A motion or application for a preliminary injunction (in the context of an action for infringement or depreciation of goodwill) may be brought at the outset of proceedings, or after the close of pleadings.

In a proceeding brought by way of application, a decision may be obtained in a few months. In a proceeding brought by way of action, a case can take several years to reach hearing and decision.

An appeal of a trial decision will generally be heard and decided within one year of filing of the appeal.

Limitation period

What is the limitation period for filing an infringement action?

The limitation period for trademark infringement is generally six years after the cause of action arose if the cause of action - including damages - arises otherwise than in a single province of Canada.

In some Canadian provinces, the limitation period has been reduced to two years.

Litigation costs

What is the typical range of costs associated with an infringement or dilution action, including trial preparation, trial and appeal?

The costs of an action for infringement or depreciation of goodwill are difficult to predict in the abstract, and depend upon the pleaded issues, the manner in which the proceeding progresses, and the conduct of the parties in the litigation. Costs can range from less than $100,000 for a straightforward proceeding that is resolved in a summary manner, to more than C$1 million for complex actions that are hotly contested between the parties and the ultimate decision is appealed.

The successful party in an action for infringement or depreciation of goodwill is typically entitled to an award of costs.

Appeals

What avenues of appeal are available?

An appeal may be filed with the Federal Court of Appeal for Federal Court decisions and to the relevant provincial court of appeal where an action was brought before a provincial superior court. An appeal to the Supreme Court of Canada is permitted only with leave.

Defences

What defences are available to a charge of infringement or dilution, or any related action?

A defendant in an infringement case will typically argue that there is no confusing similarity between the marks at issue and attack the registered rights on which the plaintiff relies. A defendant in an action for depreciation of goodwill will typically argue that it had not used the plaintiff’s registered trademark, that the plaintiff’s registered trademark is not sufficiently well known to have significant goodwill attached to it, and that the plaintiff’s mark was not used in a manner likely to have an effect on and to depreciate the value of that goodwill.

There are also many ways in which a defendant with significant financial means can seek to delay the progress of proceedings (eg, seeking to strike portions of a pleading, seeking particulars or motions to compel disclosure).

Remedies

What remedies are available to a successful party in an action for infringement or dilution, etc? What criminal remedies exist?

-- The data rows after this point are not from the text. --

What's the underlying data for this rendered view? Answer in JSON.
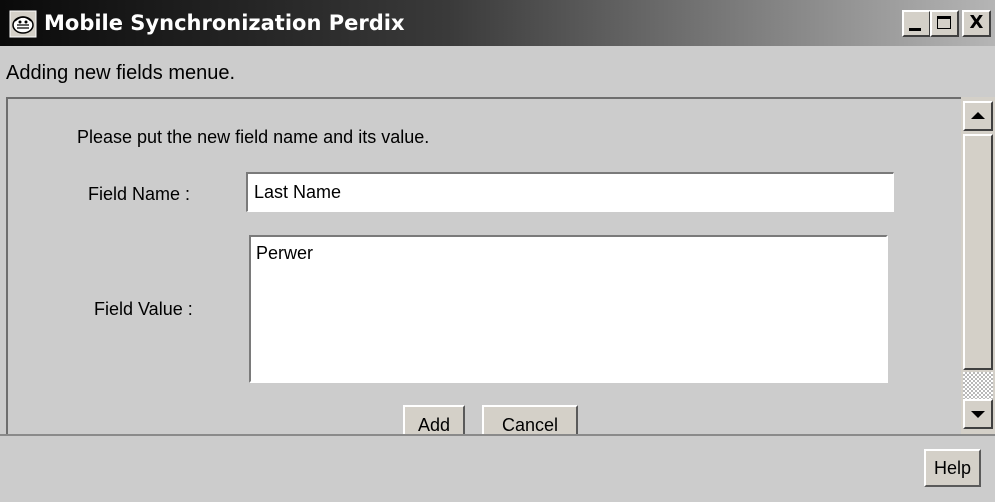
{
  "window": {
    "title": "Mobile Synchronization Perdix",
    "icon": "app-icon",
    "controls": {
      "minimize": "minimize-icon",
      "maximize": "maximize-icon",
      "close_label": "X"
    }
  },
  "header": {
    "label": "Adding new fields menue."
  },
  "form": {
    "instruction": "Please put the new field name and its value.",
    "field_name_label": "Field Name :",
    "field_name_value": "Last Name",
    "field_value_label": "Field Value :",
    "field_value_value": "Perwer",
    "add_label": "Add",
    "cancel_label": "Cancel"
  },
  "footer": {
    "help_label": "Help"
  },
  "colors": {
    "face": "#d4d0c8",
    "background": "#cccccc",
    "title_start": "#0a0a0a",
    "title_end": "#b5b5b5"
  }
}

The successful plaintiff in an action for infringement or depreciation of goodwill may seek:

  • interim or interlocutory injunctions;
  • permanent injunctions;
  • damages;
  • an accounting of profits; and
  • the destruction or other disposition of any offending goods, packaging, labels and advertising material and any equipment used to produce the goods, packaging labels or advertising material.

Punitive damages and exemplary damages may be awarded in exceptional circumstances. The successful party is typically entitled to an award of costs.

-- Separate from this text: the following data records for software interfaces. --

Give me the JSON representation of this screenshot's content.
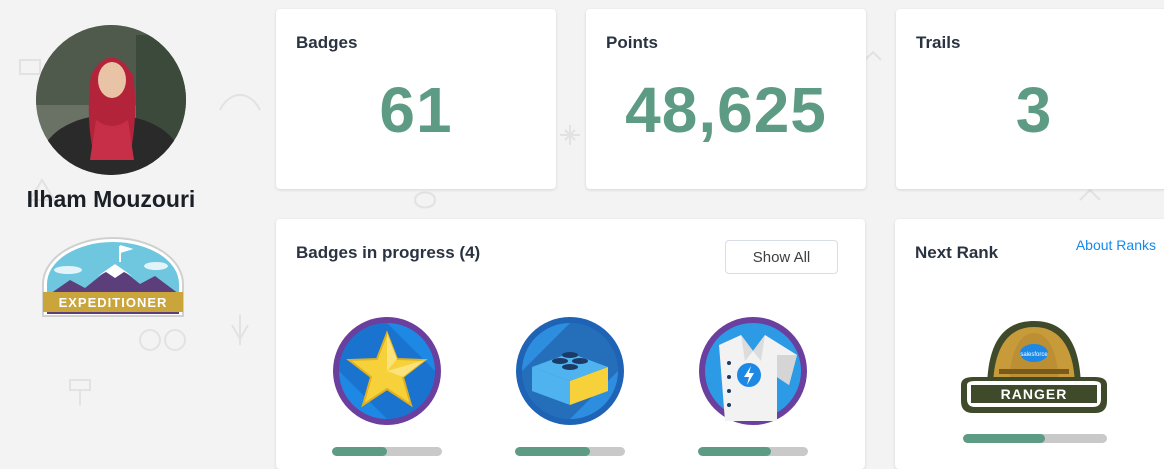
{
  "profile": {
    "name": "Ilham Mouzouri",
    "rank_label": "EXPEDITIONER"
  },
  "stats": [
    {
      "label": "Badges",
      "value": "61"
    },
    {
      "label": "Points",
      "value": "48,625"
    },
    {
      "label": "Trails",
      "value": "3"
    }
  ],
  "badges_in_progress": {
    "title": "Badges in progress (4)",
    "show_all_label": "Show All",
    "items": [
      {
        "icon": "star-badge-icon",
        "progress": 0.5
      },
      {
        "icon": "data-block-badge-icon",
        "progress": 0.68
      },
      {
        "icon": "lightning-shirt-badge-icon",
        "progress": 0.66
      }
    ]
  },
  "next_rank": {
    "title": "Next Rank",
    "about_link": "About Ranks",
    "rank_label": "RANGER",
    "brand_label": "salesforce",
    "progress": 0.57
  },
  "colors": {
    "accent_green": "#5d9b84",
    "link_blue": "#1589ee",
    "badge_purple": "#6b3f9e",
    "badge_blue": "#1e88e5"
  }
}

Penalties for criminal offences include a fine of up to C$1 million and up to five years in prison for an indictment, and a C$25,000 fine and up to six months in prison for a summary conviction offence.

ADR

Are ADR techniques available, commonly used and enforceable? What are the benefits and risks?

Parties to a dispute may voluntarily participate in mediation. The Federal Court of Canada makes available judges and case management officers to conduct mediations of disputes before the Federal Court, and such mediations often result in successful outcomes.

In some provincial jurisdictions, a party may serve an adverse party with a notice to mediate, which requires the other party to participate in mediation, failing that, their claim or defence may be dismissed.

A mediated settlement agreement is enforceable under provincial law as any other agreement.